Brief
Count up the lines below in which the string "Dropped" appears. The reply should be that number alone.

Dataset rows describing interfaces:
==============================

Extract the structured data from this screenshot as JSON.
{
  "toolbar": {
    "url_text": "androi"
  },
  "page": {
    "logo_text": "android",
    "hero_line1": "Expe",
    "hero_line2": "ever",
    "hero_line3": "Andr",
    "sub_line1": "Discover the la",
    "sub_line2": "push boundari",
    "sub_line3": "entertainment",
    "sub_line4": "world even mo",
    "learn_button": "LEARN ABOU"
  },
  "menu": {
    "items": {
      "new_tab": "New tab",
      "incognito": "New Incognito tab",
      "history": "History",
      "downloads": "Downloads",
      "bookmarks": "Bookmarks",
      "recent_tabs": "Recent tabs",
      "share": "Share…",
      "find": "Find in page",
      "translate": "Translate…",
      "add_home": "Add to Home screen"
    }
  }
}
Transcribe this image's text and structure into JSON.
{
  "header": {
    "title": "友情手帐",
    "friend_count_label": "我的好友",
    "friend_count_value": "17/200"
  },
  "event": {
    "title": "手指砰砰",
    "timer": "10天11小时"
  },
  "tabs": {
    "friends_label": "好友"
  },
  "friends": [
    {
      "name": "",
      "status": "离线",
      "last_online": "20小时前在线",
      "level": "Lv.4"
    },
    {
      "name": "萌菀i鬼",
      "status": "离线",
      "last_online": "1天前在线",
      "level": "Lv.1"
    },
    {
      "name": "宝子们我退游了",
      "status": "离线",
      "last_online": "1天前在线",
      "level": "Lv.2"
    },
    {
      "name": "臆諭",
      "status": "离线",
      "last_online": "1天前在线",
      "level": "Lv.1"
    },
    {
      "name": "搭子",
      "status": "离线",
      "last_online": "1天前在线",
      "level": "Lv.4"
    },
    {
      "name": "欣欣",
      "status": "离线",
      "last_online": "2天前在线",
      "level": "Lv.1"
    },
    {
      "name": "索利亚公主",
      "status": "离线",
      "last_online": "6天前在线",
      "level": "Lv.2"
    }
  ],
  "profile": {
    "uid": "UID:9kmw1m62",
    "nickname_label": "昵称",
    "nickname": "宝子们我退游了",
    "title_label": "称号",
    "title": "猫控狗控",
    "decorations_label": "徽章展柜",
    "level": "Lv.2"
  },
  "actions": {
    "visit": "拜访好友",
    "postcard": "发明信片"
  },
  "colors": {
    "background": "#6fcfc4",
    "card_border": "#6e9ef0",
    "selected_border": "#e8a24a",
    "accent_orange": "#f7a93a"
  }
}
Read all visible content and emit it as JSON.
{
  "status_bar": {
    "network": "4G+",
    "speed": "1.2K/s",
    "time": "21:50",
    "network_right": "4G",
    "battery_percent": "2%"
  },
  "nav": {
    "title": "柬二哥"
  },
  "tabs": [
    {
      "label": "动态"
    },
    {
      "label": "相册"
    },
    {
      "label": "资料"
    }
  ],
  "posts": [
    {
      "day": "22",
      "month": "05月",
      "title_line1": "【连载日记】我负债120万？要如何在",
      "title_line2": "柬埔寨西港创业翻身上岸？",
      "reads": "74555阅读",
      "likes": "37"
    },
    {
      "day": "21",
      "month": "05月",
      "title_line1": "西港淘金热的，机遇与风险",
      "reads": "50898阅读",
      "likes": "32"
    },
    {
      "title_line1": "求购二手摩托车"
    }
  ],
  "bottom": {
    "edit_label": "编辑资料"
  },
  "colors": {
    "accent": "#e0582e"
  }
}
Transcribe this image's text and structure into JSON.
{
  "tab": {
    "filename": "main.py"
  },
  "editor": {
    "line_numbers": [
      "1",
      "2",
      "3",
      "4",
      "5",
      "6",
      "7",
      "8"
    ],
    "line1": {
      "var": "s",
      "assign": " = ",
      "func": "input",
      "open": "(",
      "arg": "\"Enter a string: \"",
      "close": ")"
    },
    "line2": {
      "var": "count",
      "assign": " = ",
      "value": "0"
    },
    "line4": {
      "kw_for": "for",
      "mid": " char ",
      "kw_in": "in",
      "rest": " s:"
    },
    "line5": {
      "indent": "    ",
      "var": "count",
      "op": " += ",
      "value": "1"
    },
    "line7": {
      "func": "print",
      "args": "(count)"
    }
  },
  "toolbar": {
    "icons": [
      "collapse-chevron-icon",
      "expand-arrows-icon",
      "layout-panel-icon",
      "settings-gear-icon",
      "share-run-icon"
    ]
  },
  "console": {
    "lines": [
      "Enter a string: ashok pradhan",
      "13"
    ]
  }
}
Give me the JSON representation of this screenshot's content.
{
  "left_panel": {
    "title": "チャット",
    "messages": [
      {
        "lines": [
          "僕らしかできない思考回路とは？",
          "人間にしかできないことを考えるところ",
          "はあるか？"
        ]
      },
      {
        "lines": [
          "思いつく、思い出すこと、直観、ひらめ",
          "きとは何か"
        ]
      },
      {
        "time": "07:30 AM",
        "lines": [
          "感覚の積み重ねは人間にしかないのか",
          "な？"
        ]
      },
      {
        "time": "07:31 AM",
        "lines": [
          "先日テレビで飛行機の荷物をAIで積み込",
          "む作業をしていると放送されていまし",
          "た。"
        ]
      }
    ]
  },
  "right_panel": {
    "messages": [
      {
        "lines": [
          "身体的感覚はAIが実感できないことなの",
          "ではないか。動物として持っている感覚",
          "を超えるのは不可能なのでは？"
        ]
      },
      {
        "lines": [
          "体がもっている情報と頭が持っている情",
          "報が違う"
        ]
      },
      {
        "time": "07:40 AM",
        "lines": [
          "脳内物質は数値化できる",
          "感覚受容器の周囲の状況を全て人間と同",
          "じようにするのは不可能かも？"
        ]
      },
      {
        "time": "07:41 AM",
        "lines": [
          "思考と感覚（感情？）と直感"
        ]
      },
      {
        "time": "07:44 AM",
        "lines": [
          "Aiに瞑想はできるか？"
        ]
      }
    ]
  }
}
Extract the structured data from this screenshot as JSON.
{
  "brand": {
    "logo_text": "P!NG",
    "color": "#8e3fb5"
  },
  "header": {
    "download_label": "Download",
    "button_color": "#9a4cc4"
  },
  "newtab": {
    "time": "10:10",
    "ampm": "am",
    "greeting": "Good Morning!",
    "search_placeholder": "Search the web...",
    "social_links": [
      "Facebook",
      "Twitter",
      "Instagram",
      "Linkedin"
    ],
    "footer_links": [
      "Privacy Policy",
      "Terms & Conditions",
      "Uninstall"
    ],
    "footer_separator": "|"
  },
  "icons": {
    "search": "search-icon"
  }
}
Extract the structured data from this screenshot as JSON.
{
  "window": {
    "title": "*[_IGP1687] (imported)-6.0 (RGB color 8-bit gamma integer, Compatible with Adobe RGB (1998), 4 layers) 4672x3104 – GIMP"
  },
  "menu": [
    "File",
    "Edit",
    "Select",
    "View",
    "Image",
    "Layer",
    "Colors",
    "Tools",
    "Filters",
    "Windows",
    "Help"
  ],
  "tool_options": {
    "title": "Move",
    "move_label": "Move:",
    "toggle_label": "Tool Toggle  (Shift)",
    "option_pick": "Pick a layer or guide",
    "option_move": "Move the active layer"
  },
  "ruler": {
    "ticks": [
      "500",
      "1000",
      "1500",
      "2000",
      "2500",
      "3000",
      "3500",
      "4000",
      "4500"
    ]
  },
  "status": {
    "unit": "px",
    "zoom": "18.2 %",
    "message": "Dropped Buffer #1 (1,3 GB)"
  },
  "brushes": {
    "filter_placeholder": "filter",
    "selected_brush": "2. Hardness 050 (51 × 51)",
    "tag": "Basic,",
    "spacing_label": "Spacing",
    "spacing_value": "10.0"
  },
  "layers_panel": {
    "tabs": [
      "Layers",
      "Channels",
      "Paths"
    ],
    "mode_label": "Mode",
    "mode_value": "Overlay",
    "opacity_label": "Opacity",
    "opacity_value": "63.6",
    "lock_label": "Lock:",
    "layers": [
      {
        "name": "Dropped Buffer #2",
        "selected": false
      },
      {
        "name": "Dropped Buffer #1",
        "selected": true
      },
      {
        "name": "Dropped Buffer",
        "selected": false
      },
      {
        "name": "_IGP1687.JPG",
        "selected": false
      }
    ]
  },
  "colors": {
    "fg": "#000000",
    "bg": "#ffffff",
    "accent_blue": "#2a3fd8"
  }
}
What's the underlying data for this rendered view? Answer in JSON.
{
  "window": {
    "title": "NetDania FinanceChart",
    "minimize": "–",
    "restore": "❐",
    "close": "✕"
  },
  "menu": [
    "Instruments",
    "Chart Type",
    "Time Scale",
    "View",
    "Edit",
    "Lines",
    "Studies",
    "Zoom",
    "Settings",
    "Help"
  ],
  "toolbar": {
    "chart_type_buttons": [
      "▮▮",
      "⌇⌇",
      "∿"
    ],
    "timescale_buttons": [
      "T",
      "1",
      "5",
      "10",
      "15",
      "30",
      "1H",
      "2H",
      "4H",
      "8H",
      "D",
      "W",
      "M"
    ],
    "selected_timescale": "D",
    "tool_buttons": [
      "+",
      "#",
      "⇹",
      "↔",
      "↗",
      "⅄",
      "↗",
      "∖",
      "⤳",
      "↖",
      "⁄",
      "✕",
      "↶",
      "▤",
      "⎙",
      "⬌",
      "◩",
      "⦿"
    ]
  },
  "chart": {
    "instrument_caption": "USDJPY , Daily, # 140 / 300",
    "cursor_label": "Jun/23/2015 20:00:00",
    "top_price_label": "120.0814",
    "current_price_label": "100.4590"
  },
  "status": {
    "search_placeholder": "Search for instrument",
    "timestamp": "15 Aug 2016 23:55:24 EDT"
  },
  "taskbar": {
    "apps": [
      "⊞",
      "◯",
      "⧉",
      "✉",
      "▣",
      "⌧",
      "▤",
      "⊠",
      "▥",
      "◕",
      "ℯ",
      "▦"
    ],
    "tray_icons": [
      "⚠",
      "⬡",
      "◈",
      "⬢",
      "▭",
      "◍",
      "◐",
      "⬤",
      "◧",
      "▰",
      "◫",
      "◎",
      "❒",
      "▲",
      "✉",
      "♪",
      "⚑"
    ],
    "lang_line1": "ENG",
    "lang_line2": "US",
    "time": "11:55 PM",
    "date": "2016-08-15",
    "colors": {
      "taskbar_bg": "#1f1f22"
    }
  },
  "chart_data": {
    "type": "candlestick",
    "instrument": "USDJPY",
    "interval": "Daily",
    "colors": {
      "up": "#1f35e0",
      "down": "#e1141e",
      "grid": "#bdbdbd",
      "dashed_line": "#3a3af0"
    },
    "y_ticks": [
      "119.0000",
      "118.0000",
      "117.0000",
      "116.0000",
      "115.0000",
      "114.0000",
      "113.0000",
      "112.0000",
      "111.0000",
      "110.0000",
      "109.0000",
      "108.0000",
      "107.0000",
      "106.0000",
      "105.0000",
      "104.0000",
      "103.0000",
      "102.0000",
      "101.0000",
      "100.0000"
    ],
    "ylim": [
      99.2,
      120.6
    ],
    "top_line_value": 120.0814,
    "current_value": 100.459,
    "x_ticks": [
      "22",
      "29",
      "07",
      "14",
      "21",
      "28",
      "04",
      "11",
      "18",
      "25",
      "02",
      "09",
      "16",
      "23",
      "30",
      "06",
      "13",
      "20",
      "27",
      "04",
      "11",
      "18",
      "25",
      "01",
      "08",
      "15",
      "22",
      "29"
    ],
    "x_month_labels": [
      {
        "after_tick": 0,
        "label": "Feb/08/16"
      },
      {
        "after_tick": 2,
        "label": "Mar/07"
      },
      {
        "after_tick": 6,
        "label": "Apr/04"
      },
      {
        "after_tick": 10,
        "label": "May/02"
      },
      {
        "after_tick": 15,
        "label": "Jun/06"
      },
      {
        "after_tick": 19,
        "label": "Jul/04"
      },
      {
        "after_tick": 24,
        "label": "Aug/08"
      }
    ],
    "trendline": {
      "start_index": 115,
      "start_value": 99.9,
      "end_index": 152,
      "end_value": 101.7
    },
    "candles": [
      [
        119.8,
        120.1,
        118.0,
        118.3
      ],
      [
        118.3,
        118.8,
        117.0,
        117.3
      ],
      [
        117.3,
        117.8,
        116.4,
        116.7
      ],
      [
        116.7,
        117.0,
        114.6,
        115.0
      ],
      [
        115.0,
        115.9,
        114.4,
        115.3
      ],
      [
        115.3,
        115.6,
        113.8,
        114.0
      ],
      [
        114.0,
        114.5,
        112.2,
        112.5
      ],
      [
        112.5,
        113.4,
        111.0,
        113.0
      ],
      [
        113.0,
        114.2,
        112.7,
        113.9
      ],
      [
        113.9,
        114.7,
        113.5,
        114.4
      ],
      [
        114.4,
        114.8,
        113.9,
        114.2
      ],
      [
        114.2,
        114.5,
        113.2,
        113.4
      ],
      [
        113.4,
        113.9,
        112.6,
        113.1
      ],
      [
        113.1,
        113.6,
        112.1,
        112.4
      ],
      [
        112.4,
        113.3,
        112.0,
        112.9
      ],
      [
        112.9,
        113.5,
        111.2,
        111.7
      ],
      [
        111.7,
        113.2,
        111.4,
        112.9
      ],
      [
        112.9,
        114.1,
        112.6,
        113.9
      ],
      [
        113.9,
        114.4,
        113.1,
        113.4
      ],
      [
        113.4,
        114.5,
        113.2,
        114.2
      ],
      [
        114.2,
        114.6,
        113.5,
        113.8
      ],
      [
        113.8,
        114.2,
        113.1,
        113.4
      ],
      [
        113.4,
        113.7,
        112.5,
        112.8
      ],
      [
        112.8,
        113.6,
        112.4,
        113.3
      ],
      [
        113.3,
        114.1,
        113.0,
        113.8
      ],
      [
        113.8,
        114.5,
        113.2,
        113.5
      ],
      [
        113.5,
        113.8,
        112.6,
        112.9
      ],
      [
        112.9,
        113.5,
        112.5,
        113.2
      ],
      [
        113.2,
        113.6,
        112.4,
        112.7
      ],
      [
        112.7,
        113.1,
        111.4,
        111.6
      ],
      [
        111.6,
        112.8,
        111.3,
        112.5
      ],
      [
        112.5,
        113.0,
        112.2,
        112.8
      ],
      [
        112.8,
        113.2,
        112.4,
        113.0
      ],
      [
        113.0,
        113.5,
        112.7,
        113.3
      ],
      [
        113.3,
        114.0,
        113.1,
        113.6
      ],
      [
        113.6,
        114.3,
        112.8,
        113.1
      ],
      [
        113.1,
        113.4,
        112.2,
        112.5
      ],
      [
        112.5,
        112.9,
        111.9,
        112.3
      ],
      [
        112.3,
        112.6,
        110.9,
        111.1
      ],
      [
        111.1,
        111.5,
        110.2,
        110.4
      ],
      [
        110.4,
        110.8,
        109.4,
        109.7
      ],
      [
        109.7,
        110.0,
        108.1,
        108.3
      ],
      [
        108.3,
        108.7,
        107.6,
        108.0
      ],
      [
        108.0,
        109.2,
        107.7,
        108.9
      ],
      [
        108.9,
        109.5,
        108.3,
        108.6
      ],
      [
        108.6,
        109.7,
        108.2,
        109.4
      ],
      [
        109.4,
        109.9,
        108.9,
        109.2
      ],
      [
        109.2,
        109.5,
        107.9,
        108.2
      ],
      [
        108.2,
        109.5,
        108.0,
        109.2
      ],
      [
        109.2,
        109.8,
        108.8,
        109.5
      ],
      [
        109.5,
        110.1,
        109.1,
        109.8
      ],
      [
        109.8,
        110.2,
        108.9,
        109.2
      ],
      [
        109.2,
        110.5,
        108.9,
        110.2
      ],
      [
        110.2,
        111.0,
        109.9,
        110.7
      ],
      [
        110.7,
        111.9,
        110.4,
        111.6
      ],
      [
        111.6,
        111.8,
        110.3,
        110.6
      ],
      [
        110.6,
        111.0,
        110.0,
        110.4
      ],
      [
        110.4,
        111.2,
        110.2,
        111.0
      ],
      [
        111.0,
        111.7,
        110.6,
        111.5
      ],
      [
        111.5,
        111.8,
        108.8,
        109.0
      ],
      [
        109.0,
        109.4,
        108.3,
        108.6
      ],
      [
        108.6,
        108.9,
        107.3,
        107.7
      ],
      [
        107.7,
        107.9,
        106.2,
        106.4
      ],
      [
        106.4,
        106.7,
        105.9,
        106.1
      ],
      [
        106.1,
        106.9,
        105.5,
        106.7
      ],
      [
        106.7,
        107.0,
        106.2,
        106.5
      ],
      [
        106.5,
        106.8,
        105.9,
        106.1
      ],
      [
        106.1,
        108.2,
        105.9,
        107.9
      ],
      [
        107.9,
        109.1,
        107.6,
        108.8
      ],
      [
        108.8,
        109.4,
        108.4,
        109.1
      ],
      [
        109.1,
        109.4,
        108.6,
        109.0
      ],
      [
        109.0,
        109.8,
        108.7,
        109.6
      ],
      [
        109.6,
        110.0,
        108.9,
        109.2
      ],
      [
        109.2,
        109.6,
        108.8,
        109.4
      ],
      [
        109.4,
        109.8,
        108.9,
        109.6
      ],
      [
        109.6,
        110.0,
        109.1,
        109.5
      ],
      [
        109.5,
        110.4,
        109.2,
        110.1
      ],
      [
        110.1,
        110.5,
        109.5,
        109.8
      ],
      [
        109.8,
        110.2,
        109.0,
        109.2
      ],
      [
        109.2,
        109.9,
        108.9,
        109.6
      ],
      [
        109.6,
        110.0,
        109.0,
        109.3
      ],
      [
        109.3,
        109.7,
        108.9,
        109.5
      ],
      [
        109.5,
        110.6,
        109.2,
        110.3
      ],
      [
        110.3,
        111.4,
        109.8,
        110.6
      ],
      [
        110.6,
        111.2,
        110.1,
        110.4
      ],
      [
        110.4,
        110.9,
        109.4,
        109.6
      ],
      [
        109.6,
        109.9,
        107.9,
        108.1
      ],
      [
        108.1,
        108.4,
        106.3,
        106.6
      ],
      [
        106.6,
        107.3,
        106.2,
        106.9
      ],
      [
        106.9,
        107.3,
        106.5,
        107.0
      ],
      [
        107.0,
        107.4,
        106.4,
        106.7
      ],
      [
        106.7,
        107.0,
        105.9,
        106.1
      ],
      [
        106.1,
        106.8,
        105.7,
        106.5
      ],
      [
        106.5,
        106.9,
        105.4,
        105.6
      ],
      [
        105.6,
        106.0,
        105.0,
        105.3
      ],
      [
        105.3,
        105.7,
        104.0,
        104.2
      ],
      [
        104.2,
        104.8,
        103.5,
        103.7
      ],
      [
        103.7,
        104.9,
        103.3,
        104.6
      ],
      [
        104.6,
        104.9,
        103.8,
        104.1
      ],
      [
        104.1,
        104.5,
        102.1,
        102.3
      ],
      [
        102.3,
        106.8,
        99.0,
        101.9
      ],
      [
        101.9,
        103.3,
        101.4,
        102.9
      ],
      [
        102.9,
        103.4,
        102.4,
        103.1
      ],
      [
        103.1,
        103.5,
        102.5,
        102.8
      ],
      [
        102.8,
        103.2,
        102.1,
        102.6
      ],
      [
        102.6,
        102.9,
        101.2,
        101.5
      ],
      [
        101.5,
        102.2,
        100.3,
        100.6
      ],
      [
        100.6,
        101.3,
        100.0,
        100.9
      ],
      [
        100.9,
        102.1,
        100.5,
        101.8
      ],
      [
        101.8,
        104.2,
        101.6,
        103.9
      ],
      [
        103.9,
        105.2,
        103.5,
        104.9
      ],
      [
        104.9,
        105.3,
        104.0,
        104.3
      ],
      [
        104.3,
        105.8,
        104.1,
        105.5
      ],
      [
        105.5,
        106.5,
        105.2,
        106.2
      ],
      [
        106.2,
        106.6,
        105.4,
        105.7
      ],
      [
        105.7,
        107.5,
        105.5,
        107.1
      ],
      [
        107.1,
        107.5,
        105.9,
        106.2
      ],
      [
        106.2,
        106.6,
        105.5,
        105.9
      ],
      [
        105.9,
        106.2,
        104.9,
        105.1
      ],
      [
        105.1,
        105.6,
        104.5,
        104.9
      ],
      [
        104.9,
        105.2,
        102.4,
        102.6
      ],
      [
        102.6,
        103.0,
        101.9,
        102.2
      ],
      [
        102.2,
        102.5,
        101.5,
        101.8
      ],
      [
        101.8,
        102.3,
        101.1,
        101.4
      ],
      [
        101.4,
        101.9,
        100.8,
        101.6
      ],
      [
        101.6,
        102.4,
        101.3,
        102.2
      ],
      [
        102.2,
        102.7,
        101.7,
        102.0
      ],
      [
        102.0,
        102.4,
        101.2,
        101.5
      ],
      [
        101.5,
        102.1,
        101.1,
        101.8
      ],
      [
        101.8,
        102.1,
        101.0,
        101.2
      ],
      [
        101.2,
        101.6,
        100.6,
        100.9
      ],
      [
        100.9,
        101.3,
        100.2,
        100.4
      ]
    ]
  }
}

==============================

Exercise solution
4